TASK INSTRUCTIONS: Please reproduce all the data exactly as written and omit the pictures.

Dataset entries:
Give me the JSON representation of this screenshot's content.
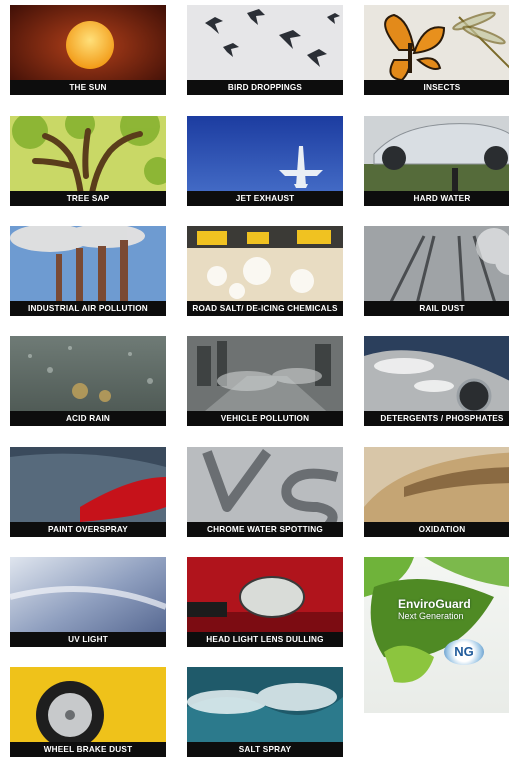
{
  "tiles": [
    {
      "id": "sun",
      "label": "THE SUN"
    },
    {
      "id": "bird",
      "label": "BIRD DROPPINGS"
    },
    {
      "id": "insects",
      "label": "INSECTS"
    },
    {
      "id": "treesap",
      "label": "TREE SAP"
    },
    {
      "id": "jet",
      "label": "JET EXHAUST"
    },
    {
      "id": "hardwater",
      "label": "HARD WATER"
    },
    {
      "id": "industrial",
      "label": "INDUSTRIAL AIR POLLUTION"
    },
    {
      "id": "roadsalt",
      "label": "ROAD SALT/ DE-ICING CHEMICALS"
    },
    {
      "id": "raildust",
      "label": "RAIL DUST"
    },
    {
      "id": "acidrain",
      "label": "ACID RAIN"
    },
    {
      "id": "vehicle",
      "label": "VEHICLE POLLUTION"
    },
    {
      "id": "detergents",
      "label": "DETERGENTS / PHOSPHATES"
    },
    {
      "id": "overspray",
      "label": "PAINT OVERSPRAY"
    },
    {
      "id": "chrome",
      "label": "CHROME WATER SPOTTING"
    },
    {
      "id": "oxidation",
      "label": "OXIDATION"
    },
    {
      "id": "uv",
      "label": "UV LIGHT"
    },
    {
      "id": "headlight",
      "label": "HEAD LIGHT LENS DULLING"
    },
    {
      "id": "brake",
      "label": "WHEEL BRAKE DUST"
    },
    {
      "id": "saltspray",
      "label": "SALT SPRAY"
    }
  ],
  "brand": {
    "name": "EnviroGuard",
    "subtitle": "Next Generation",
    "badge": "NG",
    "colors": {
      "leaf": "#6fb33a",
      "badge_blue": "#3d7bb5"
    }
  }
}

EXPECTED OUTPUT:
Give me the JSON representation of this screenshot's content.
{
  "tiles": [
    {
      "id": "sun",
      "label": "THE SUN"
    },
    {
      "id": "bird",
      "label": "BIRD DROPPINGS"
    },
    {
      "id": "insects",
      "label": "INSECTS"
    },
    {
      "id": "treesap",
      "label": "TREE SAP"
    },
    {
      "id": "jet",
      "label": "JET EXHAUST"
    },
    {
      "id": "hardwater",
      "label": "HARD WATER"
    },
    {
      "id": "industrial",
      "label": "INDUSTRIAL AIR POLLUTION"
    },
    {
      "id": "roadsalt",
      "label": "ROAD SALT/ DE-ICING CHEMICALS"
    },
    {
      "id": "raildust",
      "label": "RAIL DUST"
    },
    {
      "id": "acidrain",
      "label": "ACID RAIN"
    },
    {
      "id": "vehicle",
      "label": "VEHICLE POLLUTION"
    },
    {
      "id": "detergents",
      "label": "DETERGENTS / PHOSPHATES"
    },
    {
      "id": "overspray",
      "label": "PAINT OVERSPRAY"
    },
    {
      "id": "chrome",
      "label": "CHROME WATER SPOTTING"
    },
    {
      "id": "oxidation",
      "label": "OXIDATION"
    },
    {
      "id": "uv",
      "label": "UV LIGHT"
    },
    {
      "id": "headlight",
      "label": "HEAD LIGHT LENS DULLING"
    },
    {
      "id": "brake",
      "label": "WHEEL BRAKE DUST"
    },
    {
      "id": "saltspray",
      "label": "SALT SPRAY"
    }
  ],
  "brand": {
    "name": "EnviroGuard",
    "subtitle": "Next Generation",
    "badge": "NG",
    "colors": {
      "leaf": "#6fb33a",
      "badge_blue": "#3d7bb5"
    }
  }
}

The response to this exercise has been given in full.